New Orleans is the smallest city on this list, both the city proper and the metro area. But with Bourbon Street, Mardi Gras, and the French Quarter, it is undeniably one of the premier party cities. Funny story: During a recent visit to New Orleans I over heard a group of people chatting outside a bar next to Bourbon Street and my ears perked up when one of them mentioned Austin. Here is the unfiltered exchange: “Yeah, I’m from Austin. Austin?! I love Austin! It’s a lot like this [Bourbon Street, I assumed], but less dirty.” Bourbon Street is just a bit dirtier than Austin’s Dirty Sixth Street. Maybe it’s the dozen “gentlemen’s clubs” or the open carry laws across the city. No, not the firearm open carry that just passed the Texas legislature, the New Orleans-style open carry…alcohol containers 🙂 In any case, the food, music, and drinking in New Orleans make it a must-have on any list of the top party cities.
New York has earned it’s reputation as the “city that never sleeps” thanks to it’s dynamic party scene and nightlife. Whether you’re in the Meatpacking District, SoHo, the Lower East Side, or Williamsburg, there is no shortage of nightlife districts. Not to mention the countless celebrities that come here to party, or own their own nightclubs. I don’t know this for sure, but would bet that there are more nightlife districts in New York than in any city in North America, if not the world. There have to be dozens of well-established clusters of bars and nightclubs across the city, with new nightlife areas emerging every year.
What Does the Data Say?
Even though this blog post is not data-driven like most of the content on urbanSCALE, I did feel compelled to take at least a cursory quantitative look at these 6 party cities. So here’s a super simple analysis to help answer the question of whether these 6 cities should really be considered among the top party cities in the US. To keep things simple, I just chose two data points:
- The relative concentration of employment in bars, termed “drinking places (alcoholic beverages)” by the US Bureau of Labor Statistics; and
- The share of population in the 20-34 age cohort (this is not to say that people older or younger don’t party, but these are the typical peak partying years for most people)
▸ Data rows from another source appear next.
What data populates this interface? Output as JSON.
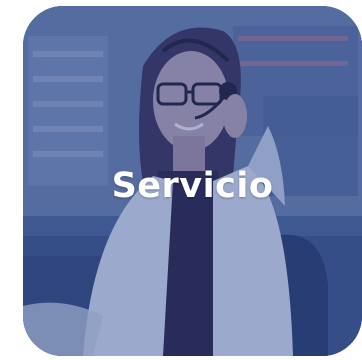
{
  "card": {
    "label": "Servicio",
    "image_subject": "customer-service-agent-with-headset",
    "overlay_color": "#2f4a8a"
  }
}
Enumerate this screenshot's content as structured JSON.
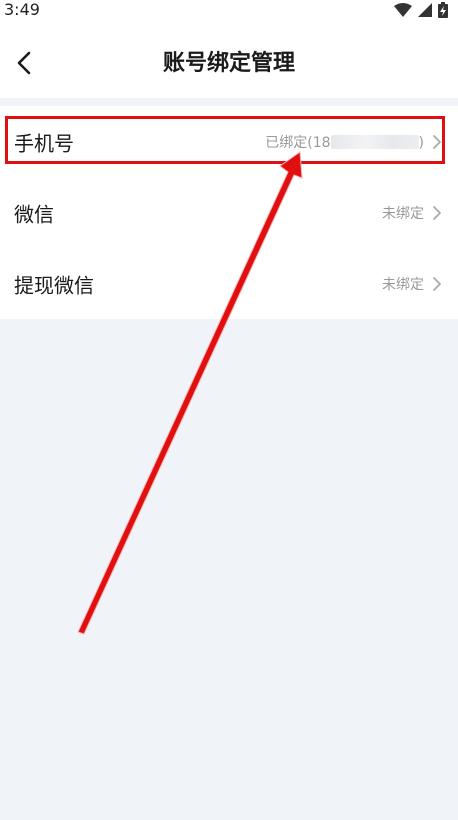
{
  "status_bar": {
    "time": "3:49",
    "icons": [
      "wifi-icon",
      "signal-icon",
      "battery-charging-icon"
    ]
  },
  "header": {
    "title": "账号绑定管理",
    "back_icon": "chevron-left-icon"
  },
  "bindings": [
    {
      "label": "手机号",
      "status_prefix": "已绑定(18",
      "status_masked": true,
      "status_suffix": ")"
    },
    {
      "label": "微信",
      "status": "未绑定"
    },
    {
      "label": "提现微信",
      "status": "未绑定"
    }
  ],
  "annotation": {
    "highlight_color": "#e11010",
    "arrow_color": "#e11010"
  },
  "colors": {
    "background": "#f0f3f7",
    "surface": "#ffffff",
    "text_primary": "#1a1a1a",
    "text_secondary": "#999999"
  }
}
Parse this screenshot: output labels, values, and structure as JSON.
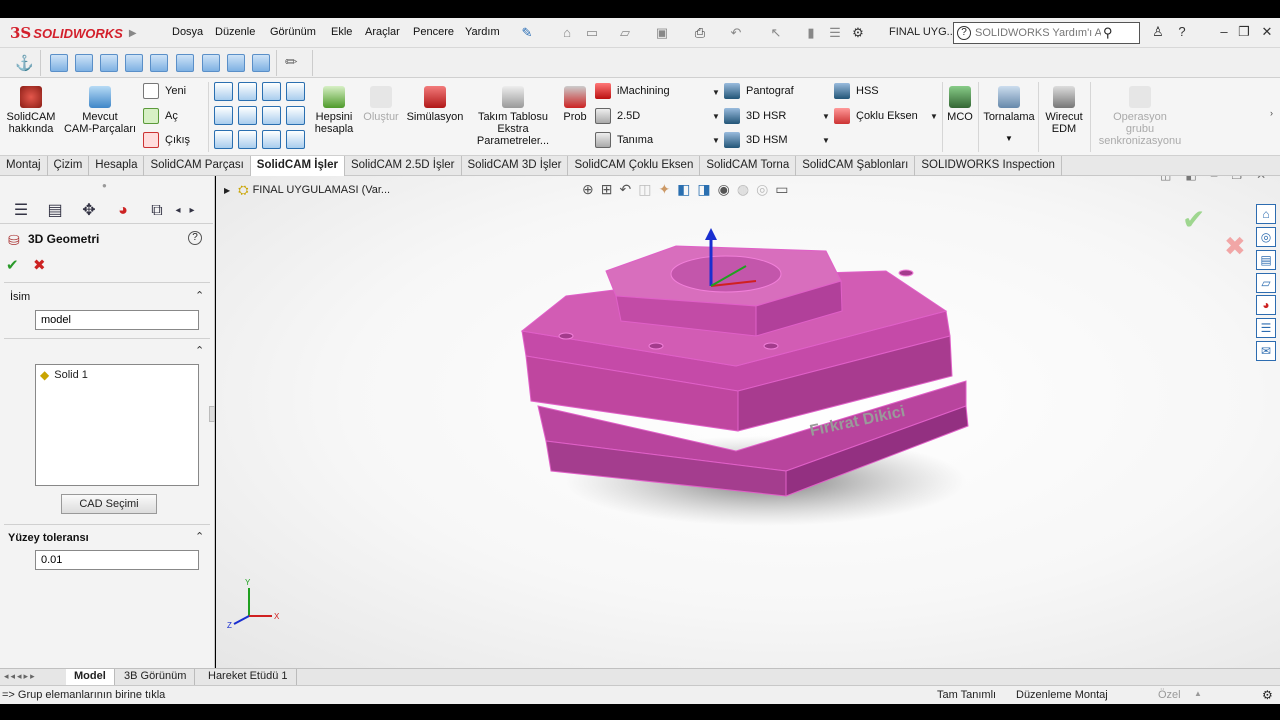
{
  "app": {
    "logo_ds": "3S",
    "logo_text": "SOLIDWORKS"
  },
  "menu": [
    "Dosya",
    "Düzenle",
    "Görünüm",
    "Ekle",
    "Araçlar",
    "Pencere",
    "Yardım"
  ],
  "document_title": "FINAL UYG...",
  "help_search": {
    "placeholder": "SOLIDWORKS Yardım'ı Ara"
  },
  "ribbon": {
    "solidcam_about": "SolidCAM\nhakkında",
    "existing_cam": "Mevcut\nCAM-Parçaları",
    "new": "Yeni",
    "open": "Aç",
    "exit": "Çıkış",
    "calc_all": "Hepsini\nhesapla",
    "create": "Oluştur",
    "simulation": "Simülasyon",
    "tool_table": "Takım Tablosu\nEkstra\nParametreler...",
    "probe": "Prob",
    "imachining": "iMachining",
    "two_five_d": "2.5D",
    "definition": "Tanıma",
    "pantograph": "Pantograf",
    "hsr": "3D HSR",
    "hsm": "3D HSM",
    "hss": "HSS",
    "multiaxis": "Çoklu Eksen",
    "mco": "MCO",
    "turning": "Tornalama",
    "wirecut": "Wirecut\nEDM",
    "op_group_sync": "Operasyon\ngrubu\nsenkronizasyonu"
  },
  "tabs": [
    "Montaj",
    "Çizim",
    "Hesapla",
    "SolidCAM Parçası",
    "SolidCAM İşler",
    "SolidCAM 2.5D İşler",
    "SolidCAM 3D İşler",
    "SolidCAM Çoklu Eksen",
    "SolidCAM Torna",
    "SolidCAM Şablonları",
    "SOLIDWORKS Inspection"
  ],
  "active_tab": "SolidCAM İşler",
  "panel": {
    "title": "3D Geometri",
    "name_section": "İsim",
    "name_value": "model",
    "solid_item": "Solid 1",
    "cad_button": "CAD Seçimi",
    "tolerance_section": "Yüzey toleransı",
    "tolerance_value": "0.01"
  },
  "viewport": {
    "tree_title": "FINAL UYGULAMASI  (Var...",
    "engraving": "Fırkrat Dikici",
    "triad_labels": {
      "x": "X",
      "y": "Y",
      "z": "Z"
    }
  },
  "bottom_tabs": [
    "Model",
    "3B Görünüm",
    "Hareket Etüdü 1"
  ],
  "status": {
    "message": "=> Grup elemanlarının birine tıkla",
    "underdefined": "Tam Tanımlı",
    "editing": "Düzenleme Montaj",
    "custom": "Özel"
  },
  "colors": {
    "accent": "#d3202c",
    "part": "#d04fb0",
    "part_edge": "#e060c8"
  }
}
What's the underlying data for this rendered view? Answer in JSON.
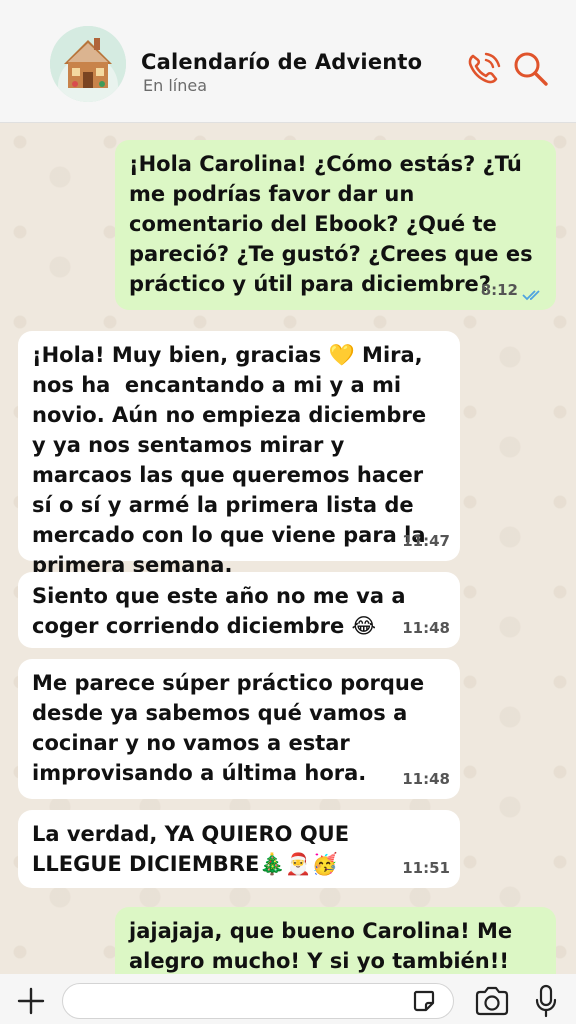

The data, for the most part, supports the claim that these 6 cities are top party cities. With the two largest cities (New York and Los Angeles), the data case is weaker, but within their respective metro areas they do have a much higher concentration of young adults and employment in bars. Miami also doesn’t appear quite as strong on this list either, partly because Miami Beach is such a major center of nightlife. Miami Beach has an LQ of 8.92 for bars with nearly 1,600 jobs compared to about 1,750 jobs in Miami’s bars. But the Miami area, including Miami Beach, is certainly a top party destination. And the data certainly support the case for Austin, New Orleans, and Las Vegas.
Even after looking at some data, I stand by my choices for all the qualitative reasons listed above. What do you think? I’d love to here your thoughts…